Starting a business involves risk. But when something unexpected happens, having business insurance can be the difference between your business surviving or going under.

Having business insurance safeguards your business against a variety of risks like property damage and legal claims. Most small business owners do not have the money to deal with such issues on their own, so the expense of not having adequate or appropriate insurance is often much higher than the cost of buying coverage.

Of course, most states mandate certain kinds of insurance by law. This may include coverage like worker’s compensation insurance and unemployment insurance. In some states, disability insurance is required, as well.

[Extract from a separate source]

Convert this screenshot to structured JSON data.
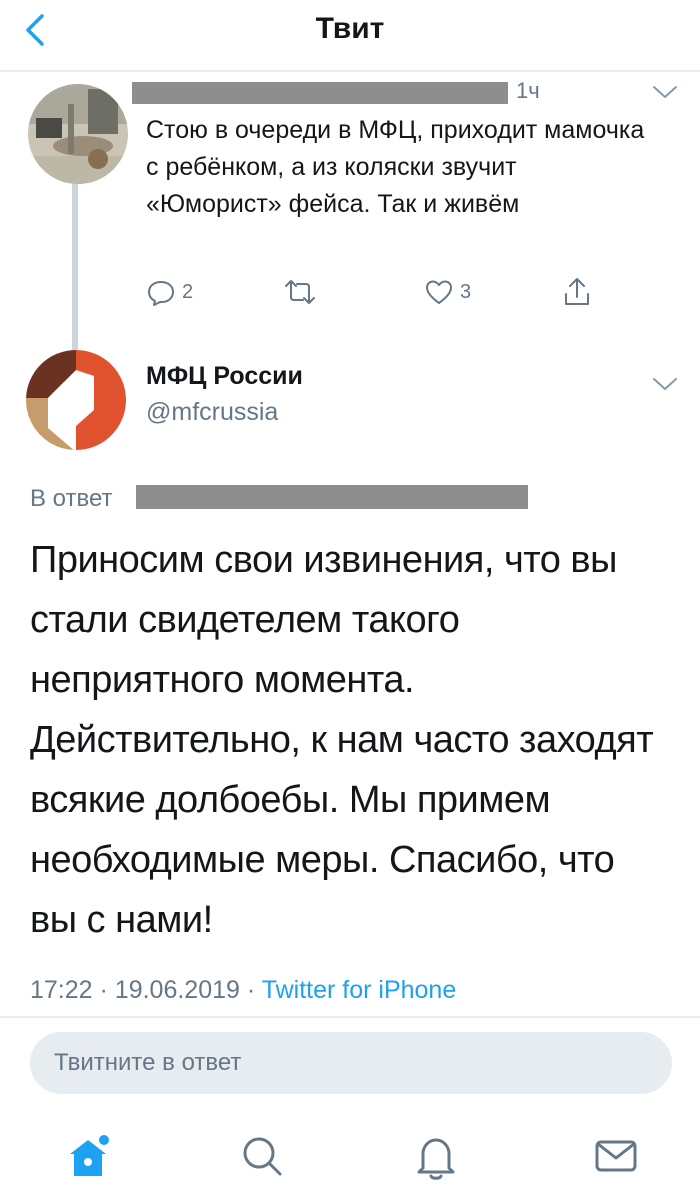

Given the complex array of options available, how about we lay out what each of these terms means? This can be a little primer -a guide that can inform your deeper research.

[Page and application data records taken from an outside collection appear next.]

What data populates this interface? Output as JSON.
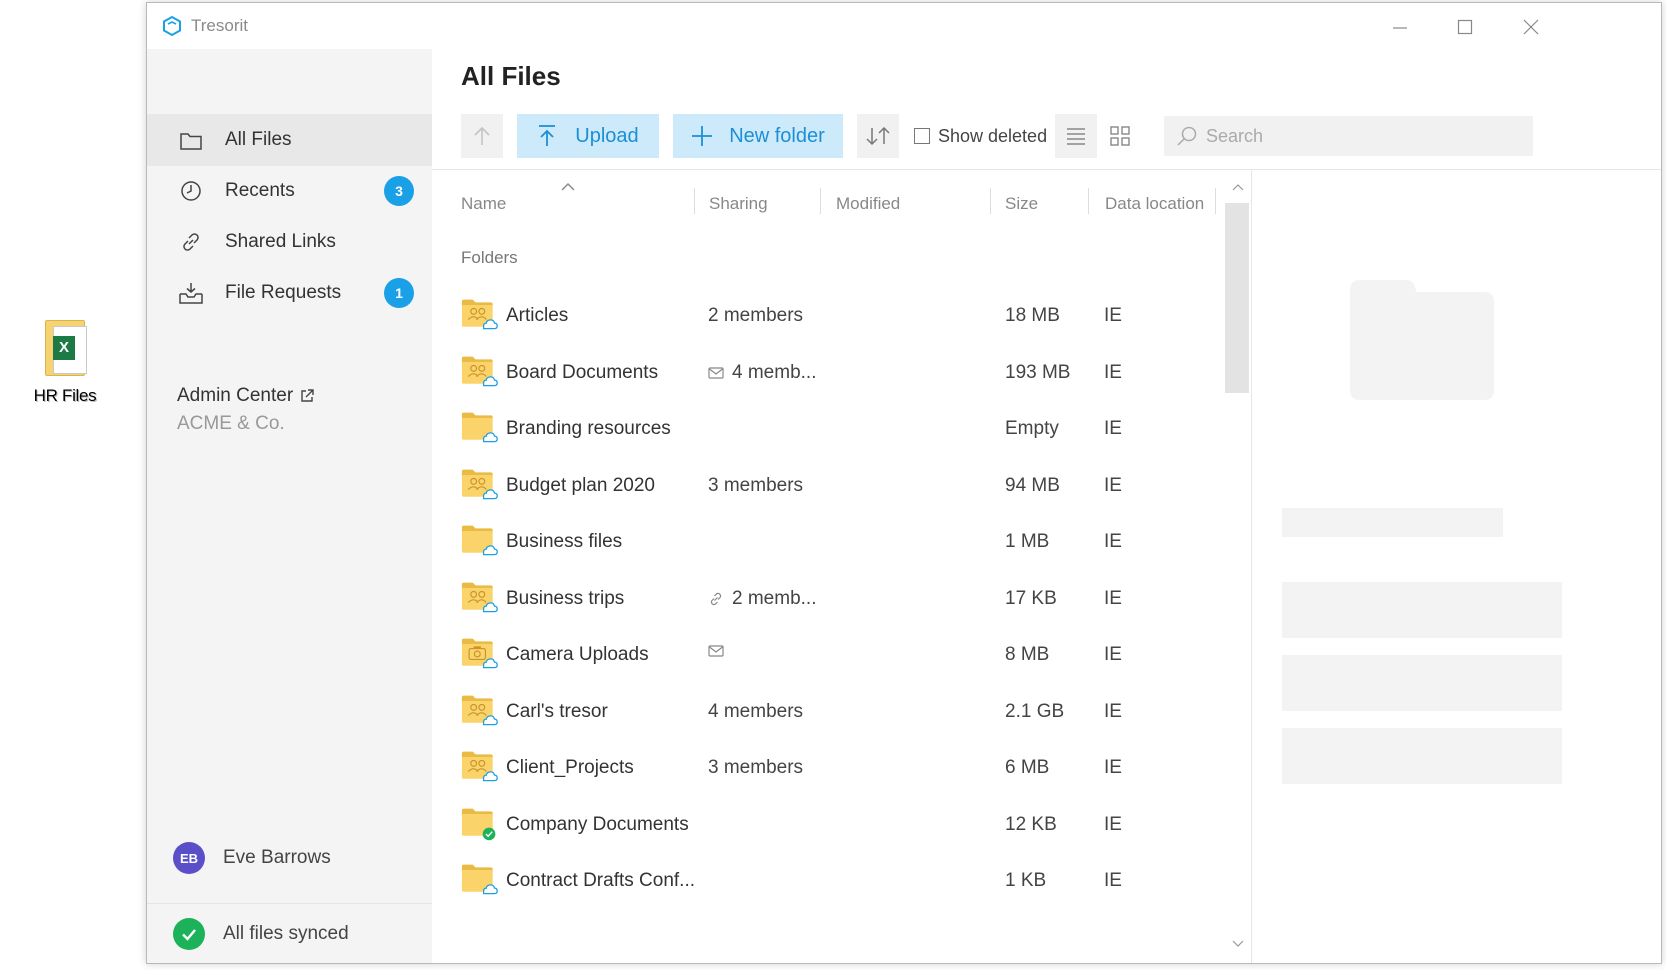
{
  "desktop": {
    "icon_label": "HR Files",
    "icon_badge": "X"
  },
  "window": {
    "title": "Tresorit"
  },
  "sidebar": {
    "items": [
      {
        "label": "All Files",
        "icon": "folder-icon",
        "badge": null
      },
      {
        "label": "Recents",
        "icon": "clock-icon",
        "badge": "3"
      },
      {
        "label": "Shared Links",
        "icon": "link-icon",
        "badge": null
      },
      {
        "label": "File Requests",
        "icon": "inbox-download-icon",
        "badge": "1"
      }
    ],
    "admin_title": "Admin Center",
    "admin_org": "ACME & Co.",
    "user_initials": "EB",
    "user_name": "Eve Barrows",
    "sync_status": "All files synced"
  },
  "main": {
    "title": "All Files",
    "toolbar": {
      "upload_label": "Upload",
      "new_folder_label": "New folder",
      "show_deleted_label": "Show deleted",
      "search_placeholder": "Search"
    },
    "columns": [
      "Name",
      "Sharing",
      "Modified",
      "Size",
      "Data location"
    ],
    "section_label": "Folders",
    "rows": [
      {
        "name": "Articles",
        "sharing": "2 members",
        "sharing_icon": null,
        "size": "18 MB",
        "location": "IE",
        "folder_type": "shared",
        "status": "cloud"
      },
      {
        "name": "Board Documents",
        "sharing": "4 memb...",
        "sharing_icon": "mail-icon",
        "size": "193 MB",
        "location": "IE",
        "folder_type": "shared",
        "status": "cloud"
      },
      {
        "name": "Branding resources",
        "sharing": "",
        "sharing_icon": null,
        "size": "Empty",
        "location": "IE",
        "folder_type": "plain",
        "status": "cloud"
      },
      {
        "name": "Budget plan 2020",
        "sharing": "3 members",
        "sharing_icon": null,
        "size": "94 MB",
        "location": "IE",
        "folder_type": "shared",
        "status": "cloud"
      },
      {
        "name": "Business files",
        "sharing": "",
        "sharing_icon": null,
        "size": "1 MB",
        "location": "IE",
        "folder_type": "plain",
        "status": "cloud"
      },
      {
        "name": "Business trips",
        "sharing": "2 memb...",
        "sharing_icon": "link-icon",
        "size": "17 KB",
        "location": "IE",
        "folder_type": "shared",
        "status": "cloud"
      },
      {
        "name": "Camera Uploads",
        "sharing": "",
        "sharing_icon": "mail-icon",
        "size": "8 MB",
        "location": "IE",
        "folder_type": "camera",
        "status": "cloud"
      },
      {
        "name": "Carl's tresor",
        "sharing": "4 members",
        "sharing_icon": null,
        "size": "2.1 GB",
        "location": "IE",
        "folder_type": "shared",
        "status": "cloud"
      },
      {
        "name": "Client_Projects",
        "sharing": "3 members",
        "sharing_icon": null,
        "size": "6 MB",
        "location": "IE",
        "folder_type": "shared",
        "status": "cloud"
      },
      {
        "name": "Company Documents",
        "sharing": "",
        "sharing_icon": null,
        "size": "12 KB",
        "location": "IE",
        "folder_type": "plain",
        "status": "synced"
      },
      {
        "name": "Contract Drafts Conf...",
        "sharing": "",
        "sharing_icon": null,
        "size": "1 KB",
        "location": "IE",
        "folder_type": "plain",
        "status": "cloud"
      }
    ]
  },
  "colors": {
    "accent": "#1aa0e6",
    "button_bg": "#cdeafa",
    "folder": "#fbd36b",
    "synced": "#1cb25a",
    "avatar": "#5b4fc9"
  }
}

So, here are 9 insurance terms and what they mean.

  1. General Liability Insurance: Every business needs liability insurance.  General liability insurance protects your business and provides for damages you, your employees or your products or services cause or may have caused. Usually, the following specific types of damages are covered:
    1. Bodily injury caused to others
    1. Property damage to a third party or business while carrying out a particular work

This is a necessary coverage, especially if you’re in an industry where mishaps happen.

  • Property Insurance:  Property insurance protects your building or business personal property, including office equipment, computers, stock or tools from various risks like fire, vandalism, robbery, smoke damage, and other accidental damages.
  • Business owner’s policy (BOP): A business owner policy package is a type of coverage that a business owner would often need. It may include a bundle of options including business interruption insurance, property insurance, liability insurance, and crime insurance. Based on the company’s particular needs, changse can be incorporated in a BOP. 
  • Commercial auto insurance: Commercial auto insurance protects an organization’s vehicles.  Vehicles that carry employees, products or equipment are insured under this policy. Commercial auto insurance can also protect your work vehicles, vans and trucks in case of damage and collisions.
  • Workers Compensation Insurance:  Worker’s compensation gives protection to employees who are injured at work. This kind of insurance provides wage substitution and medical benefits to the individuals injured while working. As a small business owner, it is very necessary to have worker’s compensation insurance as it protects the owner and the company from legal complications should you get sued.
  • Life Insurance: Life insurance protects an individual against death. In life insurance, the insurer pays a specific amount of money to a beneficiary upon his death. This type of insurance is significant because it accounts for peace of mind. Having life insurance enables the owner to know that their loved ones will not have financial troubles upon their death. While this is a cover specific to a small business, we’re including it here since most small businesses rely on the owner, as indeed, will the family of the owner. This protects the family of the owner should the unfortunate happen.
  • Professional Liability Insurance: The professional Liability Insurance is otherwise called Errors and Omissions Insurance. The policy provides for the damages that may become payable for failure to provide or improperly provided professional services. General liability insurance does not provide this protection, so it is necessary to understand the difference.   The professional liability insurance is applicable for various professions, including legal advisors, accountants, consultants, realtors, insurance agents, and technology providers.
  • Disability Insurance: Disability insurance gives guaranteed installments to employees at a percentage of their pay if they are not able to work due to an illness or injury. The illness or injury does not have to be work-related, unlike worker’s compensation. This is usually a discretionary cover and is often procured by individuals for themselves. It is not generally the responsibility of the business to procure this cover for its employees.
  • Product Liability Insurance: Any small business owner who sells a product should consider buying product liability insurance. This covers the business should a user of the product suffer some damage that leads to the business being sued. Product liability insurance can be purchased as a stand-alone policy or an add-on to your general liability policy. It is best to purchase product liability insurance as it covers the full product lifecycle.

As a small business owner, you may be able to save money by bundling different types of insurance together into a single business owner’s policy. But do ensure that your business is insured 100% of the time. And this note may help you determine what insurance cover is appropriate for your business circumstances. And if it gets too overwhelming reach out to an insurance agency for advice.